Work order: Your answer must be every line of the data below that holds the string "this", copied exactly.

>>>

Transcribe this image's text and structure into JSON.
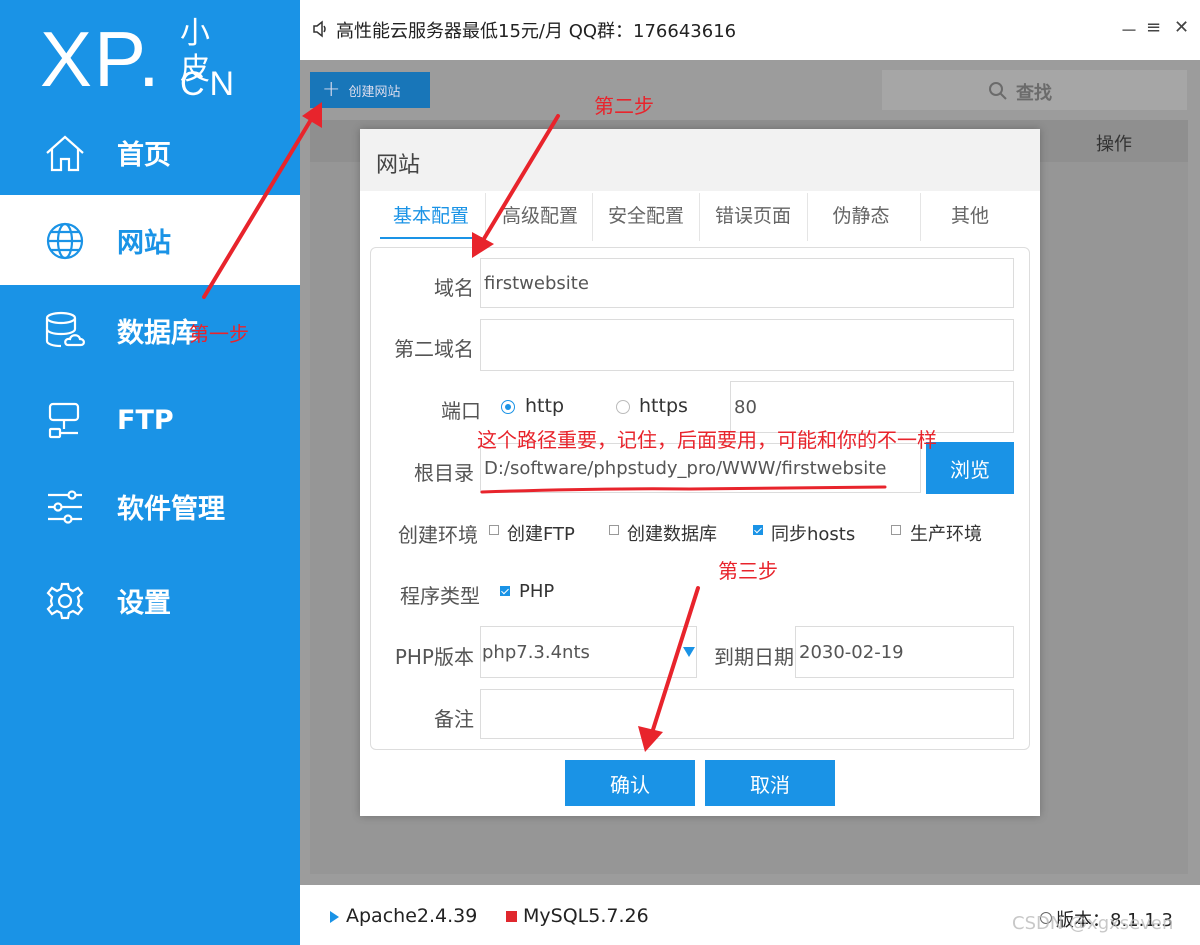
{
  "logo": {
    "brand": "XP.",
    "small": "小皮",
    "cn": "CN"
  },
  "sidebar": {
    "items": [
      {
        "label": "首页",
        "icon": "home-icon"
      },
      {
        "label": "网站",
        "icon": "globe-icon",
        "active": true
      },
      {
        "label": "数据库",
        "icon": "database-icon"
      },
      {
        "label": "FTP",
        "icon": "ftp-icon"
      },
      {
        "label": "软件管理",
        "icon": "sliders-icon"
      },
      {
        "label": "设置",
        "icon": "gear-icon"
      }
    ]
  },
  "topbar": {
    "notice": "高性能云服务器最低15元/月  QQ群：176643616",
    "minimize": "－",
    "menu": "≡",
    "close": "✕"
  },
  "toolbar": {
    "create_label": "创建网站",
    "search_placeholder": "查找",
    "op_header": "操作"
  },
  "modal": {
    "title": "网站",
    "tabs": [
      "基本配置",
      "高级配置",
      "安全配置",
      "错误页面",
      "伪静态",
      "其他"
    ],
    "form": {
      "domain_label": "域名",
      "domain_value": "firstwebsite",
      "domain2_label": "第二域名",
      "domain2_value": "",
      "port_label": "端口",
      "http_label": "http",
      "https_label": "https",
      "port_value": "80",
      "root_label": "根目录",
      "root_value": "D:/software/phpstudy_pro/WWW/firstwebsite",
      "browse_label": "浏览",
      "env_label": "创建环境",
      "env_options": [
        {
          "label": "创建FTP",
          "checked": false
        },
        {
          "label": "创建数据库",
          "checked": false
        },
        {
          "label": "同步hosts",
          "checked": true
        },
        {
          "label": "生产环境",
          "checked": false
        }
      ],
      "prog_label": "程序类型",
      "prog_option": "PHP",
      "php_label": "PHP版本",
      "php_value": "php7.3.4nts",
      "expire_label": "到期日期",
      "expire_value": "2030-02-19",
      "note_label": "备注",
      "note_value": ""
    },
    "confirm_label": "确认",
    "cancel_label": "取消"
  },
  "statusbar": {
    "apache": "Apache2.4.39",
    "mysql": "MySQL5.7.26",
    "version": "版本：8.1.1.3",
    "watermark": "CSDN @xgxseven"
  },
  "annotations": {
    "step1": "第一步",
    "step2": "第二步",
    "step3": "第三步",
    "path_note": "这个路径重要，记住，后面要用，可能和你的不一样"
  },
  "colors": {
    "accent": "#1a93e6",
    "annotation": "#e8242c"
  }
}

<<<
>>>

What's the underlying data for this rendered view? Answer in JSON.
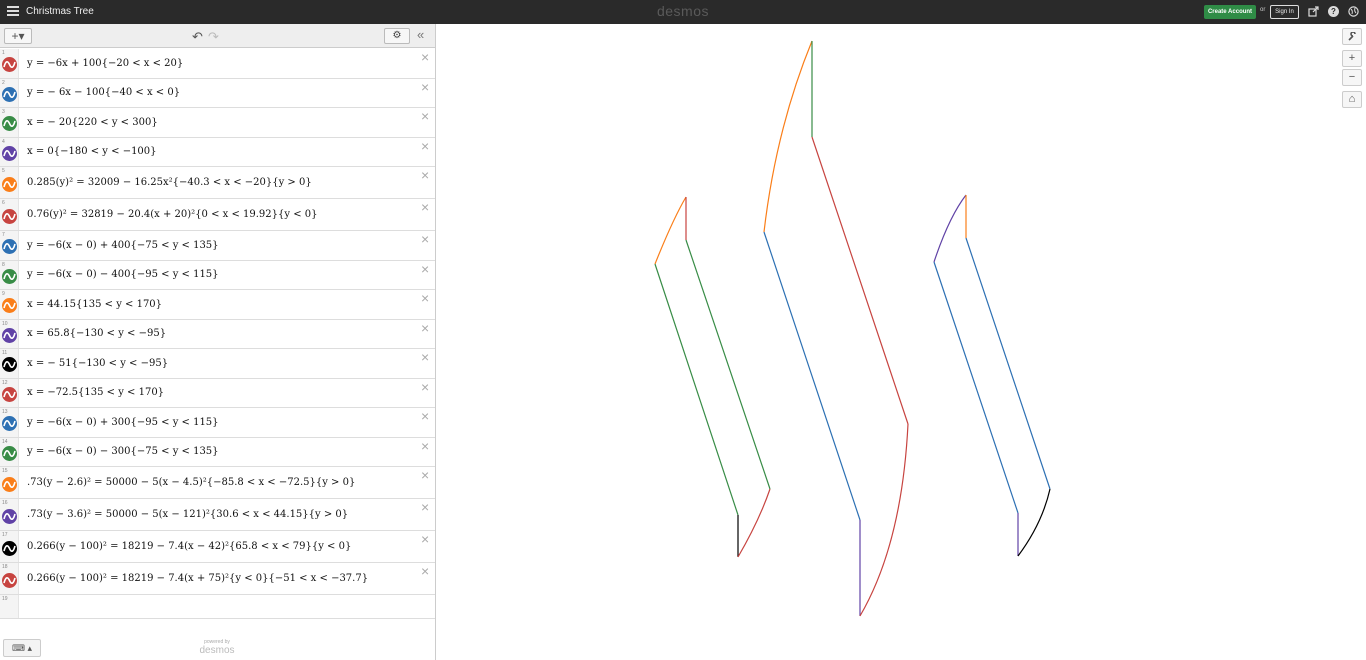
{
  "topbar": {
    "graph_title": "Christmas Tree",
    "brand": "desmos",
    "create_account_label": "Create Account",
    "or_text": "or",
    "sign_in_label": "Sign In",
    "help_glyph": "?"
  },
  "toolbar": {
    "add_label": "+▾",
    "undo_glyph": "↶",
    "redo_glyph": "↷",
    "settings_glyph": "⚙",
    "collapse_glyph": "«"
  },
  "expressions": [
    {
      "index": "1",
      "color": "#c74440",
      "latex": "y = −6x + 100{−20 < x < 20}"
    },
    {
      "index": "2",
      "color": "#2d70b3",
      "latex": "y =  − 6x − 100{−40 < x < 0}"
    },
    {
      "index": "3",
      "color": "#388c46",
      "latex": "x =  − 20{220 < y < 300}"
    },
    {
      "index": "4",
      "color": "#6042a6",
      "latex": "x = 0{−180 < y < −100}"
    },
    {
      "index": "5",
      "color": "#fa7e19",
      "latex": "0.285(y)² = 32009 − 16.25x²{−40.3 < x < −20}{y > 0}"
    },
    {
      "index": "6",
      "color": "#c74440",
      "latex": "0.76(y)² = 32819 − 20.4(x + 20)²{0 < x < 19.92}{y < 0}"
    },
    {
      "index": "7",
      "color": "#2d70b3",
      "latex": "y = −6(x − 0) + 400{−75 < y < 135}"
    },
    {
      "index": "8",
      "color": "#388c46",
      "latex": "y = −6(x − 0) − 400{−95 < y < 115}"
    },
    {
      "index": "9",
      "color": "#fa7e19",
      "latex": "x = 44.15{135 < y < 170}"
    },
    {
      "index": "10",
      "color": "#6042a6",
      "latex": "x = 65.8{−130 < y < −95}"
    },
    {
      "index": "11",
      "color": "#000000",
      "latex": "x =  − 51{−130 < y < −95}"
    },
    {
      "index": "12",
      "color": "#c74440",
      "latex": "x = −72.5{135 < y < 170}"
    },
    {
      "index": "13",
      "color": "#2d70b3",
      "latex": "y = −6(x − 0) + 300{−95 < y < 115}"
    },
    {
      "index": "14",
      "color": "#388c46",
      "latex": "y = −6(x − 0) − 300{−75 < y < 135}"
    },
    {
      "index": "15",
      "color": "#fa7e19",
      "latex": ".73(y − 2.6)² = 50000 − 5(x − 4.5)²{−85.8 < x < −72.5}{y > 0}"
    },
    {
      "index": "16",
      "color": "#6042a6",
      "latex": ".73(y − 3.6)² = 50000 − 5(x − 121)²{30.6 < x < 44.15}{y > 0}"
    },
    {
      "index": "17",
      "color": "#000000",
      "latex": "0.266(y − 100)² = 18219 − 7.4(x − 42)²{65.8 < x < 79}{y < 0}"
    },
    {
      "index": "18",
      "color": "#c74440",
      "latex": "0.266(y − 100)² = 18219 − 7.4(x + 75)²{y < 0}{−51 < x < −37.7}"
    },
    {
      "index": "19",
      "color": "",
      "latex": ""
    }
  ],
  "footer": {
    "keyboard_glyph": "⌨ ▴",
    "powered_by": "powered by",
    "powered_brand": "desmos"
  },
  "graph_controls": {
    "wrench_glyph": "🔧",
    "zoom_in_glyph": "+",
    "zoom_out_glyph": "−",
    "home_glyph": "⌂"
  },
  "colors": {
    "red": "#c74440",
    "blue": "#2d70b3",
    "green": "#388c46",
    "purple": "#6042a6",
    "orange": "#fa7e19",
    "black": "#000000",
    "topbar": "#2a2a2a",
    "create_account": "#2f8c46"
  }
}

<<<

Result of the exercise:
Transcribe this image's text and structure into JSON.
What's the underlying data for this rendered view? Answer in JSON.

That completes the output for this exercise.